American Red Cross has partnered with the National Animal Rescue and Sheltering Coalition to deliver pet food via Red Cross emergency response vehicles. Bulk donations of pet food will be repackaged to distribute to individual pet owners. The project is being made possible by donated food from PetSmart Charities, donated pallet jacks from Products for Industry and donated boxes from Atlas Container.
Verizon Wireless has their mobile disaster center set up for citizens in New York to get online and charge mobile phones and other devices. Many of the visitors are using the Internet access to complete FEMA requests for assistance. Verizon has gone a step further and is providing sandwiches, coffee, and water to those who visit, as well as first responders and FEMA staff.
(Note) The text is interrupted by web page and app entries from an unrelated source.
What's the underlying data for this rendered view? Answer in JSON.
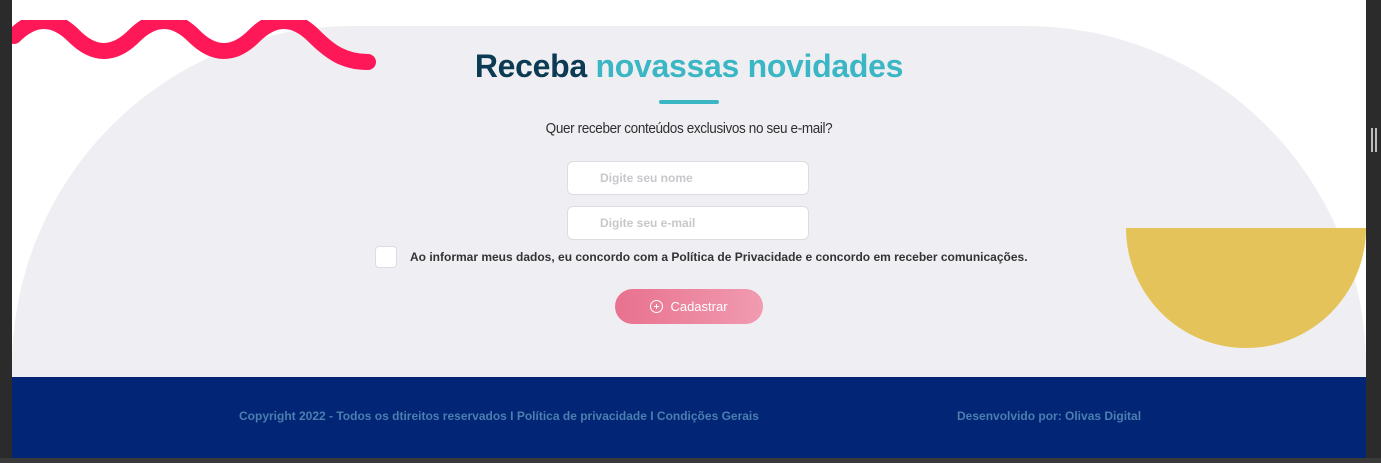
{
  "newsletter": {
    "title_part1": "Receba",
    "title_part2": "novassas novidades",
    "subtitle": "Quer receber conteúdos exclusivos no seu e-mail?",
    "name_placeholder": "Digite seu nome",
    "email_placeholder": "Digite seu e-mail",
    "consent_text": "Ao informar meus dados, eu concordo com a Política de Privacidade e concordo em receber comunicações.",
    "submit_label": "Cadastrar"
  },
  "footer": {
    "copyright": "Copyright 2022 - Todos os dtireitos reservados I Política de privacidade I Condições Gerais",
    "developer": "Desenvolvido por: Olivas Digital"
  },
  "colors": {
    "title_dark": "#0b3a52",
    "accent_teal": "#3bb6c4",
    "wave_pink": "#ff1858",
    "circle_yellow": "#e4c45a",
    "button_pink": "#e8718f",
    "footer_navy": "#022575"
  },
  "icons": {
    "submit_icon": "plus-circle-icon"
  }
}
Verizon has also shared their facilities and resources with FEMA. These activities show how businesses can use private-public partnerships to the benefit of the community.
With the high demand and limited availability of donated warehouse space, many VOAD and government organizations are teaming up, sharing space to house items for their fellow organizations.
The Journal of Commerce recently ran an article on ALAN’s work and the logistics challenges being faced by many organizations due to donations of items from concerned citizens.
As a reminder:
The best way to help survivors in the states impacted by this disaster is to provide funds to a reputable disaster relief organization so that supplies can be purchased locally. Financial contributions allow local sourcing of supplies, stimulating the economy and saving transportation capacity for critical relief and long term recovery supplies. It also allows relief organizations and survivors to purchase exactly what they need, rather than what someone has chosen for them. Purchasing locally makes great economic sense. Statistics on business failures following disasters are staggering - though numbers are highly contested some state that as many as 80 percent of businesses that close due to disaster fail within 5 years. Making a financial contribution helps survivors AND the economy.
The following links are for an article and a PSA about the challenges faced by unsolicited donations. Please read the article and watch the video and figure out what makes sense to share with your organizations.